2. The offensive line is coming around

In part, the success of Hillman and Anderson had to do with the fact that the guys in the trenches were finally opening some holes. Despite shuffling players in and out, rotating seven different guys throughout the game, the Broncos o-line was able to find some cohesion. It showed in their ability to move the ball on the ground throughout the day.

In addition, the big men in the trenches did a nice job of protecting Manning. In 48 pass attempts, the quarterback wasn’t sacked once; and for the most part, he was relatively untouched. In addition, the o-line provided the time and space needed for No. 18 to find an open receiver, step into throws and deliver some downfield strikes.

3. Manning made some nice throws

For the most part, everyone is going to focus on the three picks the Broncos quarterback threw against Cleveland; and that’s totally fair, as they were a combination of poor decisions and ugly passes.
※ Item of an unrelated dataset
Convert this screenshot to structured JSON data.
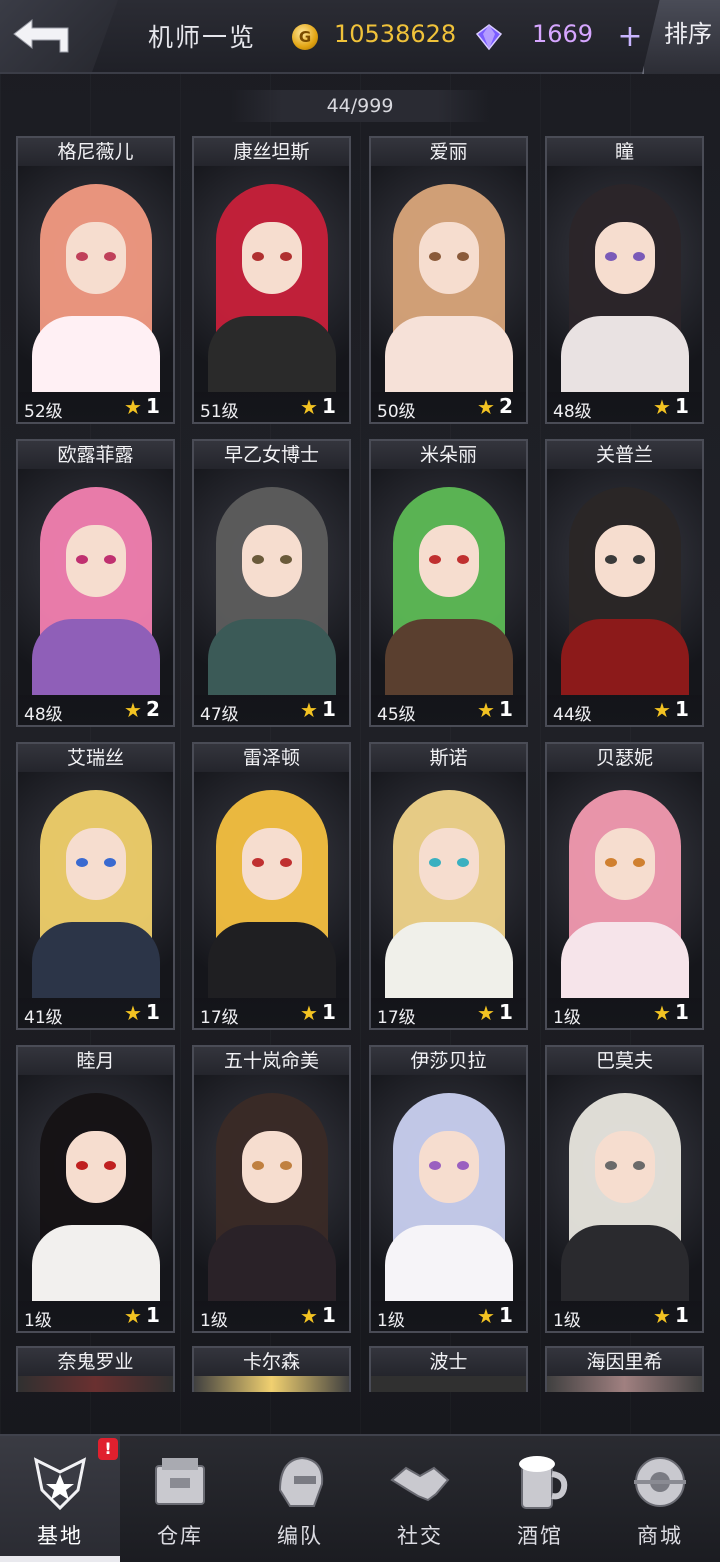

But failing to recognize what happened on the other 45 passes would be a mistake.

Throughout the day, Manning completed deep ins and long outs, throws that he supposedly couldn’t make anymore. In addition, he finally connected on a go route, hitting Emmanuel Sanders on a 75-yard touchdown pass in the second half; that’s the type of completion that will start to open up the rest of the offense.

As a result, it’s fairly obvious that Manning’s issues at the moment aren’t physical; they’re mental. He’s throwing the ball as well as he has during his time in Denver; over and over and over again that was evident on Sunday. But he’s also making way more mistakes, misreads and bad decisions than he’s ever made as a Bronco. That’s because he’s still thinking instead of just playing; once the game becomes instinctual again, Manning will be just fine.

So while everyone else is moping around today, find the silver lining. The Broncos offense is about to burst out; there were signs of it on Sunday in Cleveland.

With a running game that is coming around, an offensive line that is finally opening holes and protecting the passer, and a QB that is grasping a system more and more with each week, the long process of transitioning to a new offense is about complete. And when that happens, everyone who doubted Manning, Kubiak and the Broncos during a 6-0 start will look and feel pretty silly.